Recently Channel 7 news had a section on choosing the best superannuation fund – it included a snippet from yours truly pointing out that for many retirees superannuation is not a good option. This produced a barrage of queries about why somebody who had been advocating superannuation for more than three decades has suddenly changed his tune.
There is no paradox – superannuation is a tool, which when used properly is highly effective. But like all investment strategies it has a cost. The task for the investor is to decide whether the benefits are worth that cost.
First understand that superannuation is not an asset class like property or shares, but merely a vehicle that lets you hold assets in a low tax environment. When you are accumulating superannuation your fund pays income tax at 15%; when you move to pension mode the tax drops to zero.
So for anybody building wealth while they are working, superannuation is a highly effective tool. Under the current rules people over 50 can contribute up to $35,000 a year and lose just 15% in contributions tax, which will almost certainly be much lower than their marginal rate.
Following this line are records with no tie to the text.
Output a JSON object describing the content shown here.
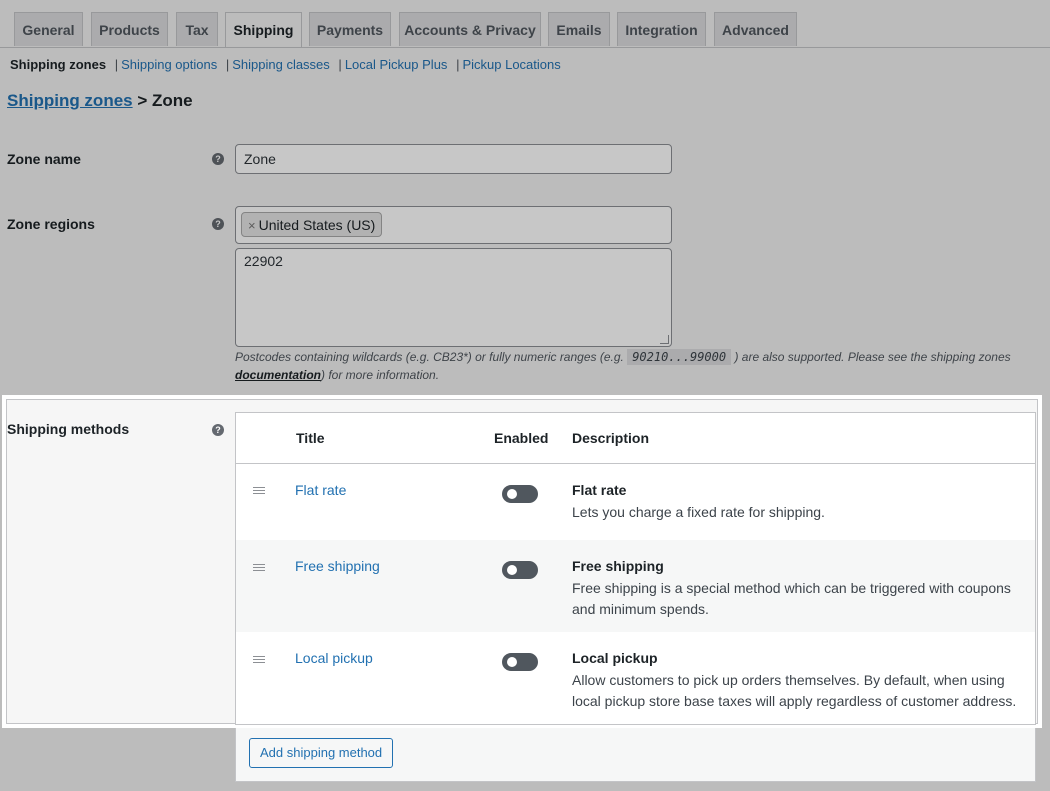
{
  "tabs": [
    "General",
    "Products",
    "Tax",
    "Shipping",
    "Payments",
    "Accounts & Privacy",
    "Emails",
    "Integration",
    "Advanced"
  ],
  "active_tab": "Shipping",
  "subnav": {
    "current": "Shipping zones",
    "links": [
      "Shipping options",
      "Shipping classes",
      "Local Pickup Plus",
      "Pickup Locations"
    ]
  },
  "breadcrumb": {
    "link": "Shipping zones",
    "rest": "> Zone"
  },
  "zone_name": {
    "label": "Zone name",
    "value": "Zone"
  },
  "zone_regions": {
    "label": "Zone regions",
    "chip": "United States (US)",
    "postcodes": "22902",
    "note_before": "Postcodes containing wildcards (e.g. CB23*) or fully numeric ranges (e.g. ",
    "note_code": "90210...99000",
    "note_after": ") are also supported. Please see the shipping zones",
    "note_link": "documentation",
    "note_end": ") for more information."
  },
  "shipping_methods": {
    "label": "Shipping methods",
    "headers": {
      "title": "Title",
      "enabled": "Enabled",
      "description": "Description"
    },
    "rows": [
      {
        "title": "Flat rate",
        "name": "Flat rate",
        "desc": "Lets you charge a fixed rate for shipping.",
        "enabled": false
      },
      {
        "title": "Free shipping",
        "name": "Free shipping",
        "desc": "Free shipping is a special method which can be triggered with coupons and minimum spends.",
        "enabled": false
      },
      {
        "title": "Local pickup",
        "name": "Local pickup",
        "desc": "Allow customers to pick up orders themselves. By default, when using local pickup store base taxes will apply regardless of customer address.",
        "enabled": false
      }
    ],
    "add_button": "Add shipping method"
  },
  "colors": {
    "link": "#2271b1",
    "background": "#f1f1f1"
  }
}
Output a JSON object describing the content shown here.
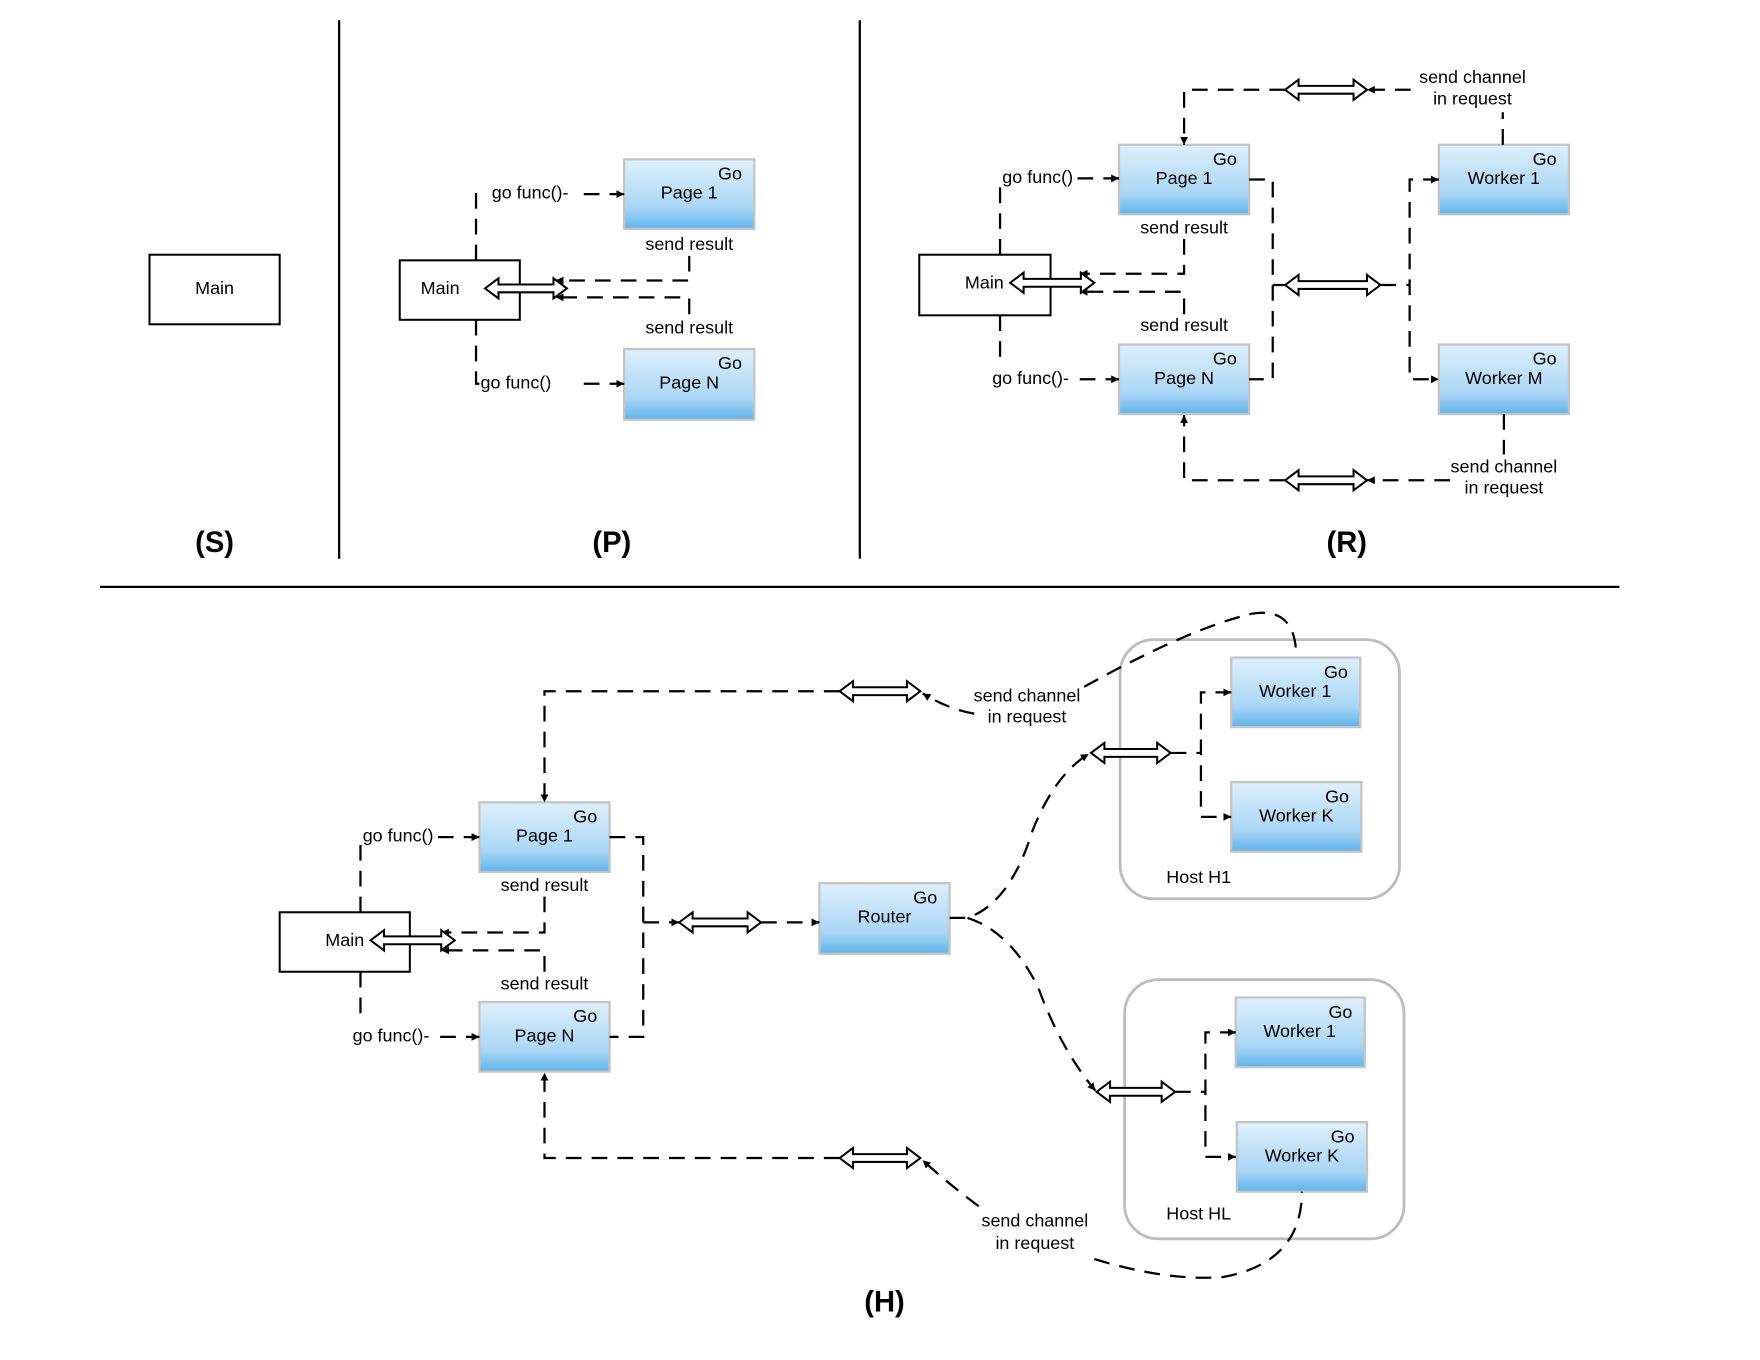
{
  "panels": {
    "S": {
      "label": "(S)",
      "main": "Main"
    },
    "P": {
      "label": "(P)",
      "main": "Main",
      "page1": "Page 1",
      "pageN": "Page N",
      "go": "Go",
      "go_func_top": "go func()-",
      "go_func_bottom": "go func()",
      "send_result": "send result"
    },
    "R": {
      "label": "(R)",
      "main": "Main",
      "page1": "Page 1",
      "pageN": "Page N",
      "worker1": "Worker 1",
      "workerM": "Worker M",
      "go": "Go",
      "go_func_top": "go func()",
      "go_func_bottom": "go func()-",
      "send_result": "send result",
      "send_channel_1": "send channel",
      "send_channel_2": "in request"
    },
    "H": {
      "label": "(H)",
      "main": "Main",
      "page1": "Page 1",
      "pageN": "Page N",
      "router": "Router",
      "go": "Go",
      "worker1": "Worker 1",
      "workerK": "Worker K",
      "host1": "Host H1",
      "hostL": "Host HL",
      "go_func_top": "go func()",
      "go_func_bottom": "go func()-",
      "send_result": "send result",
      "send_channel_1": "send channel",
      "send_channel_2": "in request"
    }
  },
  "colors": {
    "go_box_top": "#dff0fc",
    "go_box_bottom": "#5db4ea",
    "go_box_border": "#c4c4c4",
    "host_border": "#bdbdbd"
  }
}
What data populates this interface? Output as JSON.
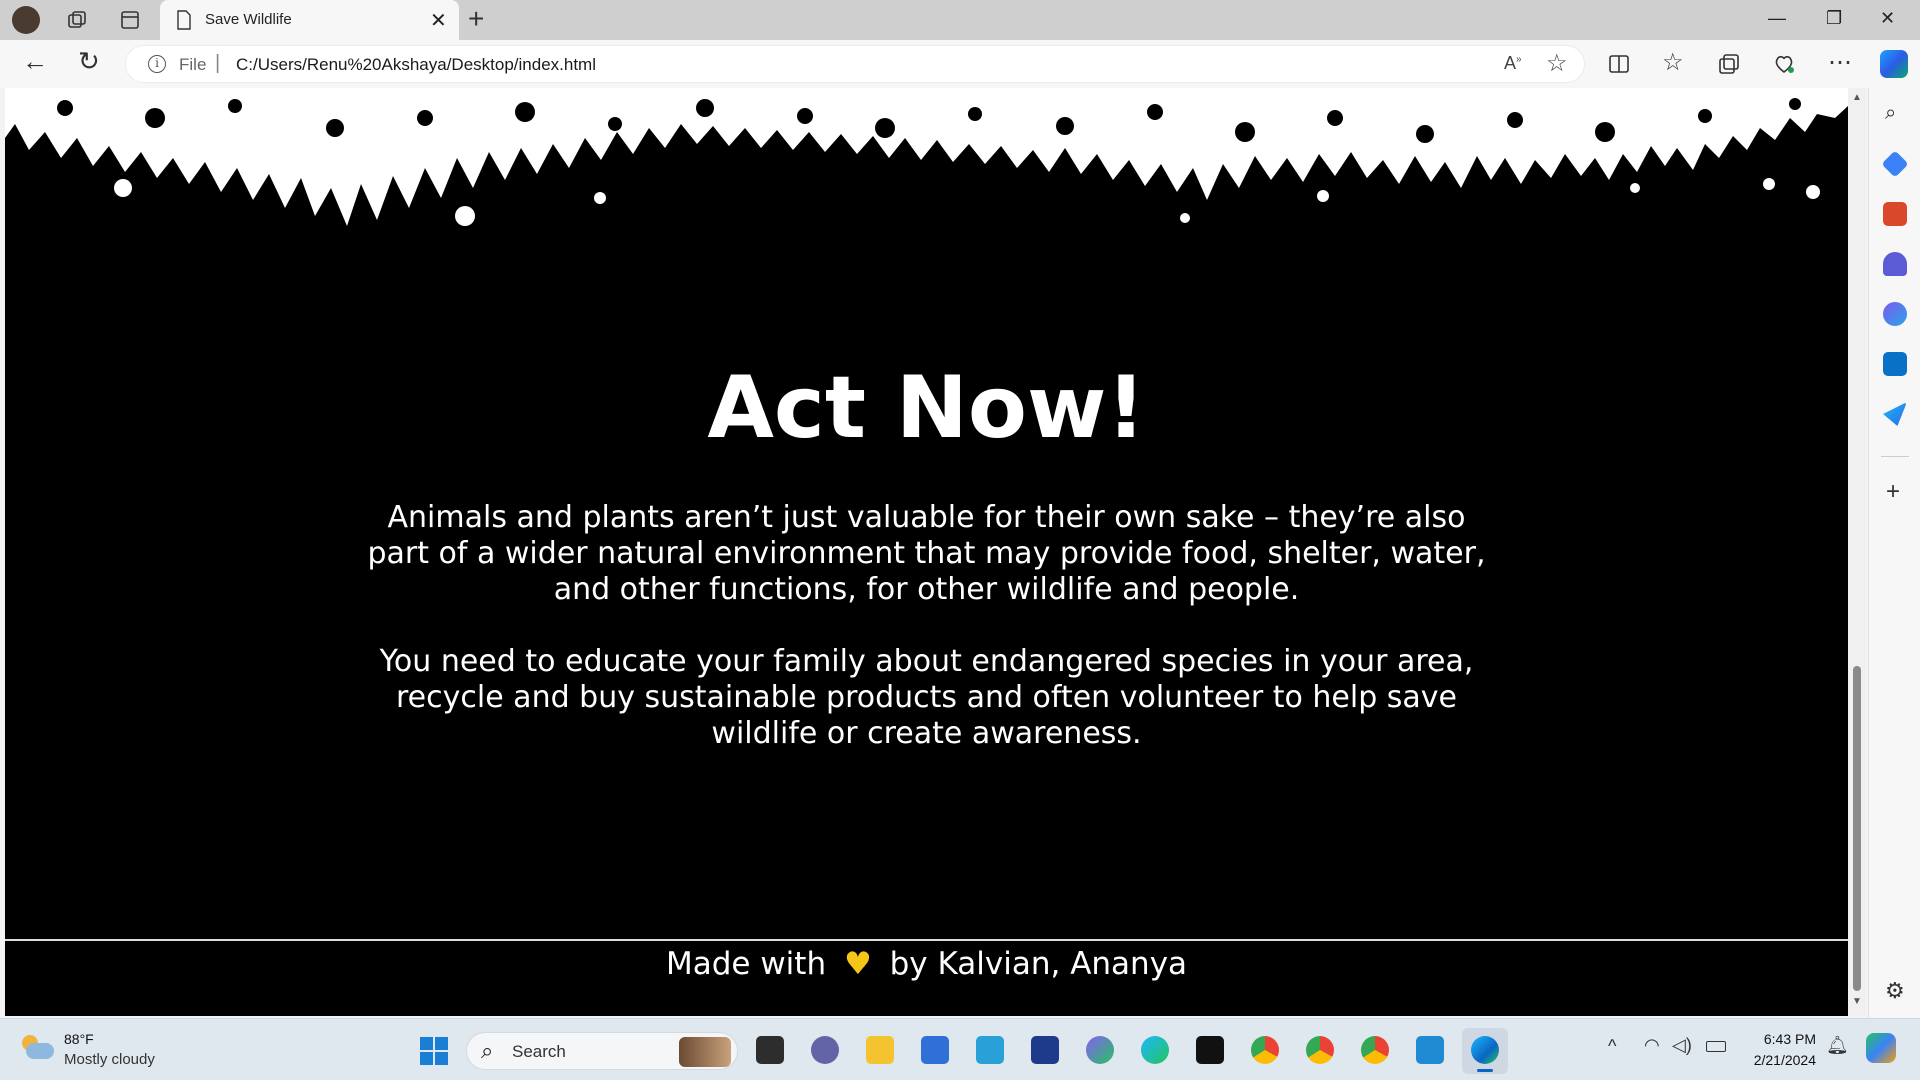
{
  "browser": {
    "tab_title": "Save Wildlife",
    "address_prefix": "File",
    "url": "C:/Users/Renu%20Akshaya/Desktop/index.html"
  },
  "page": {
    "heading": "Act Now!",
    "paragraph1": "Animals and plants aren’t just valuable for their own sake – they’re also part of a wider natural environment that may provide food, shelter, water, and other functions, for other wildlife and people.",
    "paragraph2": "You need to educate your family about endangered species in your area, recycle and buy sustainable products and often volunteer to help save wildlife or create awareness.",
    "footer_prefix": "Made with",
    "footer_suffix": "by Kalvian, Ananya",
    "heart_icon": "yellow-heart-icon"
  },
  "taskbar": {
    "weather_temp": "88°F",
    "weather_desc": "Mostly cloudy",
    "search_label": "Search",
    "time": "6:43 PM",
    "date": "2/21/2024"
  },
  "colors": {
    "page_background": "#000000",
    "text": "#ffffff",
    "heart": "#f5c518",
    "edge_accent": "#0a66c2"
  }
}
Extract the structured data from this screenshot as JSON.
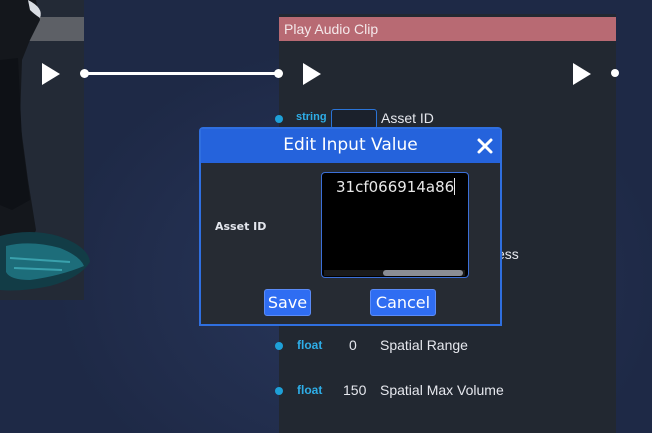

Kelly, for example, earns $120,000 a year and is aged 55. If she took $35,000 in hand she would lose 39% tax ($13,650) and have just $21,350 to invest. The earnings on that money when invested would also be taxed at 39% per annum. However, if the $35,000 was salary sacrificed she would lose just $5,250 in contributions tax and have $29,750 working for her in a low tax environment. This is why the best strategy for people over 50 with a home mortgage is to favour maximising salary sacrificed contributions over ramping up their home loan repayments.
But it’s a different matter entirely when a person is retired. Remember, most retirees are eligible for the Seniors and Pensioners Tax Offset (SAPTO), which enables a single person to earn $32,279 a year tax-free and a couple to earn $28,974 each tax-free. The big question for them after retirement is whether to retain their assets in superannuation, or cash them in and invest them in their own names.
Jack and Mary are retired and their sole financial asset after paying off their home loan is $400,000 in super. They can leave it in super and move it to pension mode, where the money will be in a tax-free environment. However, the cost of doing so will be ongoing fees, the risk of the rules changing, and the possibility of a death tax of 17% when they die.
Alternatively, they could simply cash the money out, and invest the assets in managed funds in their own name. They may well have 30 years to live, so money in the bank is not appropriate. A typical balanced portfolio comprising 20% cash, 40% Australian shares, 30% International shares, and 10% listed property would probably suit them best.
The income from the portfolio should be around $14,800 a year, plus franking credits of $2752. The estimated capital growth would be $16,400 a year, but no tax is payable each year on this. Capital gains are not taxed until the asset is disposed of, which may be years down the track. And then, it enjoys a 50% discount.
They are way under the tax-free threshold, so the money is still in a tax-free environment. Furthermore, they should get a full refund of the franking credits, which gives them a bonus. And they’ll still be eligible for a part-pension, just as they would have been if they’d left the money in super.
Now I appreciate that there is no one-size-fits all solution here. Every case is different, but one thing is certain: the higher the net return retirees can achieve on their assets the longer their money will last. But there’s also the sleep-at-night factor: I understand that many retirees will not feel comfortable managing their own money, even when full-time professional fund managers are making decisions for them. At the end of the day, it’s about self-education and making the best decision in the light of that knowledge.